Today’s topic is status bar “spoofing” – using the status bar to trick users into believing they are on a trusted site, when they are not. Users typically rely on multiple cues to make trust decisions: the address bar, the page content, the lock icon, and also the URL displayed in the status bar when hovering over a link. But not all of these are equally good indicators.
The address bar and lock icon are completely under the control of IE; these are reliable indicators. Now I know this will provoke comments about address bar spoofs in the past – rest assured that we treat those as high priority security issues for the very reason that users should be able to trust the address bar content. However, I want to focus on security misconceptions here, so let’s get back on track… The page content is obviously controlled by the web site, so it is not a good basis for making a trust decision. What about the status bar text?

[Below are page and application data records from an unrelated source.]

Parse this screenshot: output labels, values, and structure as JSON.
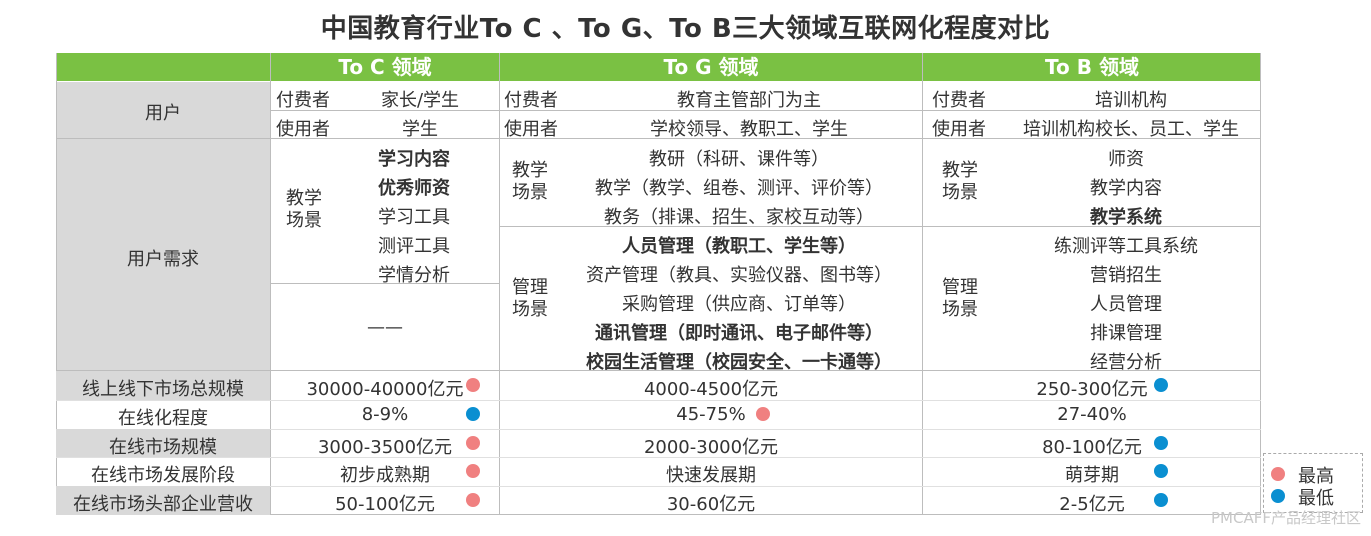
{
  "title": "中国教育行业To C 、To G、To B三大领域互联网化程度对比",
  "headers": [
    "To C 领域",
    "To G 领域",
    "To B 领域"
  ],
  "user": {
    "label": "用户",
    "toc": {
      "payer_k": "付费者",
      "payer_v": "家长/学生",
      "userk": "使用者",
      "userv": "学生"
    },
    "tog": {
      "payer_k": "付费者",
      "payer_v": "教育主管部门为主",
      "userk": "使用者",
      "userv": "学校领导、教职工、学生"
    },
    "tob": {
      "payer_k": "付费者",
      "payer_v": "培训机构",
      "userk": "使用者",
      "userv": "培训机构校长、员工、学生"
    }
  },
  "needs": {
    "label": "用户需求",
    "toc": {
      "scene": "教学场景",
      "items": [
        "学习内容",
        "优秀师资",
        "学习工具",
        "测评工具",
        "学情分析"
      ],
      "dash": "——"
    },
    "tog": {
      "teach_scene": "教学场景",
      "teach_items": [
        "教研（科研、课件等）",
        "教学（教学、组卷、测评、评价等）",
        "教务（排课、招生、家校互动等）"
      ],
      "mgmt_scene": "管理场景",
      "mgmt_items": [
        "人员管理（教职工、学生等）",
        "资产管理（教具、实验仪器、图书等）",
        "采购管理（供应商、订单等）",
        "通讯管理（即时通讯、电子邮件等）",
        "校园生活管理（校园安全、一卡通等）"
      ]
    },
    "tob": {
      "teach_scene": "教学场景",
      "teach_items": [
        "师资",
        "教学内容",
        "教学系统"
      ],
      "mgmt_scene": "管理场景",
      "mgmt_items": [
        "练测评等工具系统",
        "营销招生",
        "人员管理",
        "排课管理",
        "经营分析"
      ]
    }
  },
  "metrics": [
    {
      "label": "线上线下市场总规模",
      "toc": "30000-40000亿元",
      "tog": "4000-4500亿元",
      "tob": "250-300亿元",
      "toc_dot": "high",
      "tog_dot": "",
      "tob_dot": "low"
    },
    {
      "label": "在线化程度",
      "toc": "8-9%",
      "tog": "45-75%",
      "tob": "27-40%",
      "toc_dot": "low",
      "tog_dot": "high",
      "tob_dot": ""
    },
    {
      "label": "在线市场规模",
      "toc": "3000-3500亿元",
      "tog": "2000-3000亿元",
      "tob": "80-100亿元",
      "toc_dot": "high",
      "tog_dot": "",
      "tob_dot": "low"
    },
    {
      "label": "在线市场发展阶段",
      "toc": "初步成熟期",
      "tog": "快速发展期",
      "tob": "萌芽期",
      "toc_dot": "high",
      "tog_dot": "",
      "tob_dot": "low"
    },
    {
      "label": "在线市场头部企业营收",
      "toc": "50-100亿元",
      "tog": "30-60亿元",
      "tob": "2-5亿元",
      "toc_dot": "high",
      "tog_dot": "",
      "tob_dot": "low"
    }
  ],
  "legend": {
    "high": "最高",
    "low": "最低"
  },
  "colors": {
    "header_green": "#7ac143",
    "high": "#f08080",
    "low": "#0a8fd1",
    "grey": "#d9d9d9"
  },
  "watermark": "PMCAFF产品经理社区"
}
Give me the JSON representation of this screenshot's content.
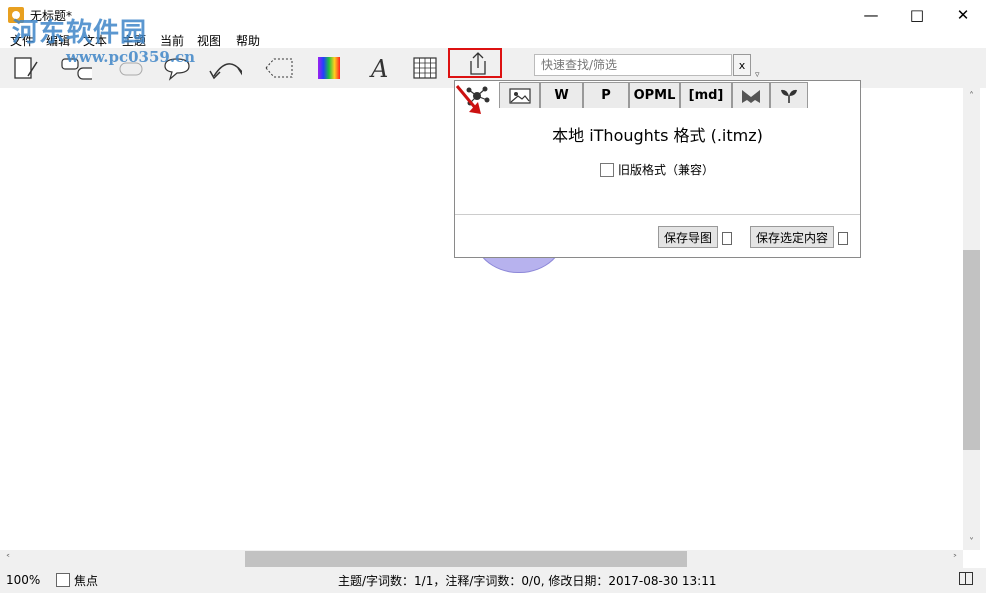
{
  "window": {
    "title": "无标题*"
  },
  "watermark": {
    "site": "河东软件园",
    "url": "www.pc0359.cn"
  },
  "menu": [
    "文件",
    "编辑",
    "文本",
    "主题",
    "当前",
    "视图",
    "帮助"
  ],
  "search": {
    "placeholder": "快速查找/筛选",
    "clear_label": "x"
  },
  "export_panel": {
    "tabs": [
      "",
      "W",
      "P",
      "OPML",
      "[md]",
      "",
      ""
    ],
    "format_title": "本地 iThoughts 格式 (.itmz)",
    "legacy_label": "旧版格式（兼容）",
    "save_map_label": "保存导图",
    "save_selected_label": "保存选定内容"
  },
  "status": {
    "zoom": "100%",
    "focus_label": "焦点",
    "info": "主题/字词数：1/1，注释/字词数：0/0, 修改日期：2017-08-30 13:11"
  },
  "colors": {
    "highlight": "#dd1111",
    "topic_fill": "#b7b2ee",
    "watermark": "#3f86c8"
  }
}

Here’s where things become a bit tricky, because status bar text is used both by IE and the web site. It is not necessarily obvious who is responsible for a given status message. To compound things: by providing the ability for web sites to have control over the status bar text, it becomes impossible for the browser itself to guarantee trustworthiness of the status bar’s messages. Sites can display arbitrary content in response to user interaction that by default would result in an IE status bar message: a user cannot tell whether a URL displayed in response to hovering over a link is generated by IE or by the web page.
In short, status bar text is not helpful in making trust decisions. Spoofing it or otherwise causing it to display false information doesn’t give rise to an actual security vulnerability, since the website hosting the status bar can pretty much make it behave the way it wants to.
So why did we make the status bar behave this way? And why wouldn’t we turn it off now? Fact is, that this functionality is used legitimately by a huge number of sites. Given that there are good ways of making trust decisions, it does not seem warranted to break all those sites.
What are the good ways of establishing trust? Always look at the address bar first. To be absolutely safe, check that the site certificate (double-click the lock icon) was issued to the site you think you are on before submitting any sensitive information. You can read more about protecting yourself against spoofing at http://www.microsoft.com/security/incident/spoof.mspx.
Hopefully this has clarified things. At the same time I urge you to report any potential security issues to email@example.com. I would much rather investigate 100 false positives than miss 1 real issue. You can read more about the Microsoft policy of working with and publicly acknowledging responsible reporters at http://www.microsoft.com/technet/security/bulletin/policy.mspx. For general security tips visit http://www.microsoft.com/protect.
To be continued …